KISS is an acronym for ‘keep it simple, stupid’
The KISS principle states that most systems work best if they are kept simple, rather than made complicated. This piece of US Navy shorthand has since gained widespread acceptance in design and engineering circles.
Unfortunately, the KISS principle cannot be applied to our industry’s approach to the private rented sector (PRS).
The US model suggests PRS works best as a complete package with additional amenities, expensive extras and fancy facilities. While concierges, gyms and free wireless broadband might suit one small segment of the market, I believe most tenants simply want a decent, well-maintained apartment to rent at the market rate without all the bells and whistles.
Most housing-related talk these days invariably focuses on London and the South East. This bias has skewed the evolution of PRS in this country in favour of an unnecessarily complicated proposition. This is unfortunate and means that opportunities are being missed. Regional cities across the UK with a high density of young professionals are all excellent locations for affordable PRS. Demand is definitely out there. So too is the number of suitable city-centre sites.
Through offering favourable terms to builders and developers, the development can become essentially de-risked and construction can move forward. In our experience, this approach works best with new builds, but can also be applied to large-scale conversions and refurbs.
Apartments must be finished to a high standard, but the merits of going beyond that - such as the obsession with equally sized bedrooms and well-appointed communal space - is, frankly, debatable.
A rigid adherence to spatial orthodoxy makes life unnecessarily difficult. We need the polar opposite of an inflexible ‘one-size-fits-all’ model if we are going to succeed in delivering volume for good value.
Once completed, the management of apartment blocks can easily be outsourced to reputable local firms that know and understand the area. Corporate landlords need not be on hand every day of the week when agents on the ground - with good oversight - are more than up to the task.
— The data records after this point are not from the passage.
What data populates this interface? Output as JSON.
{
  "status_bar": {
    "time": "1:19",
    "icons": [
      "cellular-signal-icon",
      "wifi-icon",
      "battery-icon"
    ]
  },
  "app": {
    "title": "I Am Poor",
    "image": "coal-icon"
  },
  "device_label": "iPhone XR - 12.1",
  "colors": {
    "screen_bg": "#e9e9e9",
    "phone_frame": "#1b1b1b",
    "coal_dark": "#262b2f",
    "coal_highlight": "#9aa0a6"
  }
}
Corporate landlords have the potential to transform renting in this country. With our economies of scale and professional approach, the industry can both help meet demand and improve the quality of housing stock available for rent (and, as a consequence, the experience for tenants). There is a social and political imperative at stake here, to say nothing of the commercial opportunities on offer.
There is no need to elevate PRS to lofty, complicated heights. The solution is simple. Removing the bells and whistles imported from the US will allow the sector to focus on bringing more stock to the market. At Delph, we are determined not to be sidetracked into competing with a model that is overcomplicated and too expensive to be viable. Let’s keep it simple and move forward.
Howard Crocker is managing director at Delph Property Group